« Reply #7 on: September 03, 2020, 07:58:45 PM »
Hello everyone,

Again thank you for your responses.  Yes, learning to be authentically me and also those individuals who will be less supportive, but ultimately no one has the level of power that happened for me as a child.  So I am learning to understand that is the case and respond in kind.  Not underreact (placating everyone) or overreact (can be too harsh).

Honestly everyone's response here has really helped.  Knowing others struggle with finding the right balance after trauma.

In my case I spent about 5 years very focused on my healing again, and basically free of any EF for maybe 7 years?  So I felt so afraid when new information tipped me into that reality again a couple of months ago.

I am happy to say that since that time it's not happened again (an EF) and I've learned to sit with this new reality, gradually think about it, and accept it in a way that feels so much better than the first time around when I had to do all this work...the writing, the thinking, the praying, meditating, therapy, analyzing every relationship in my life...

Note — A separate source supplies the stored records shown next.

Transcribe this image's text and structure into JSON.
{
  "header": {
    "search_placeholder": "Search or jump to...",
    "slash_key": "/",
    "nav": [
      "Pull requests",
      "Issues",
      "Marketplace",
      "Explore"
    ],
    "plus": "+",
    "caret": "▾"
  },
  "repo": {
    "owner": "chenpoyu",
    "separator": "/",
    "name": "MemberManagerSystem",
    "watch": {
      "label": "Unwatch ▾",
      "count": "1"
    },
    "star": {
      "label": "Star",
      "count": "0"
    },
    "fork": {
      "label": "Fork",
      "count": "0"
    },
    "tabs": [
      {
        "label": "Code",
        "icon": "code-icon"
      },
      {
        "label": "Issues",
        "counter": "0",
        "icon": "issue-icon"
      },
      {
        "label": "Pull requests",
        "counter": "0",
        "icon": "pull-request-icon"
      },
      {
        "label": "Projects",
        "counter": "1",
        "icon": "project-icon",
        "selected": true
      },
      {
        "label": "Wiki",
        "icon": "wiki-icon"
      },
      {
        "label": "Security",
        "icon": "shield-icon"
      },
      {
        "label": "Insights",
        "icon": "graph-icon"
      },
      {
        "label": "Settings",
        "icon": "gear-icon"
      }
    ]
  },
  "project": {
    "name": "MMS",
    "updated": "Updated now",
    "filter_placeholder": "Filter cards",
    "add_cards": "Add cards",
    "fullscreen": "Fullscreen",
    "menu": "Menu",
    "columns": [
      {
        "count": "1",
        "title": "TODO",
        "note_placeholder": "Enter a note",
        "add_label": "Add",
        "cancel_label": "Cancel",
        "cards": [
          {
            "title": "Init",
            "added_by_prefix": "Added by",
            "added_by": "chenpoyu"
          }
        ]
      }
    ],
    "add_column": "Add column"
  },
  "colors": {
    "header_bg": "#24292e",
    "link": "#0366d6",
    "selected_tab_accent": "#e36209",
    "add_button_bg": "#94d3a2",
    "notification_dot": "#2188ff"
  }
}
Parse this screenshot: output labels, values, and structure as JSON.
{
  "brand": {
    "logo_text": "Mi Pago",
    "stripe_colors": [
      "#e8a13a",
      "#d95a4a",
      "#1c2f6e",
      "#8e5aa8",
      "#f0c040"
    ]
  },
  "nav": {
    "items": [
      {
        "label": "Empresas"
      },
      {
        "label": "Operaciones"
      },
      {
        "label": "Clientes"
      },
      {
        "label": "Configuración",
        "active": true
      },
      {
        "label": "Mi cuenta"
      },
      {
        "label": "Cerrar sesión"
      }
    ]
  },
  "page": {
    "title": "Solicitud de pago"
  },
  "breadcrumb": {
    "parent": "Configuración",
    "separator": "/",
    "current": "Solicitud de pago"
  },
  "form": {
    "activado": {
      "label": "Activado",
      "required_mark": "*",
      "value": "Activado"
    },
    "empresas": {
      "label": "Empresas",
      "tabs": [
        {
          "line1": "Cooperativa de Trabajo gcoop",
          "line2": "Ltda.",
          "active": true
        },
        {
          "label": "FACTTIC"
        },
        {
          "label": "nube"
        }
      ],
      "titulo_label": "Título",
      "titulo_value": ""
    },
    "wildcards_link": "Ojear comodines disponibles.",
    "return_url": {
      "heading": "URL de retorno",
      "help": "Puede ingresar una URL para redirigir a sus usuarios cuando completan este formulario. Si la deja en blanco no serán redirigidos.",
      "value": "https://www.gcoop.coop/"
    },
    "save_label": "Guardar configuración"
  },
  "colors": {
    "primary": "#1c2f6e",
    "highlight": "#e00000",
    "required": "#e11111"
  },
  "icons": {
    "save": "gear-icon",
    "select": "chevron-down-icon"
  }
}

Now I journal periodically, analyze my triggers better, and get on with my day...it's hard to describe.

And I know that this group helps greatly with that process.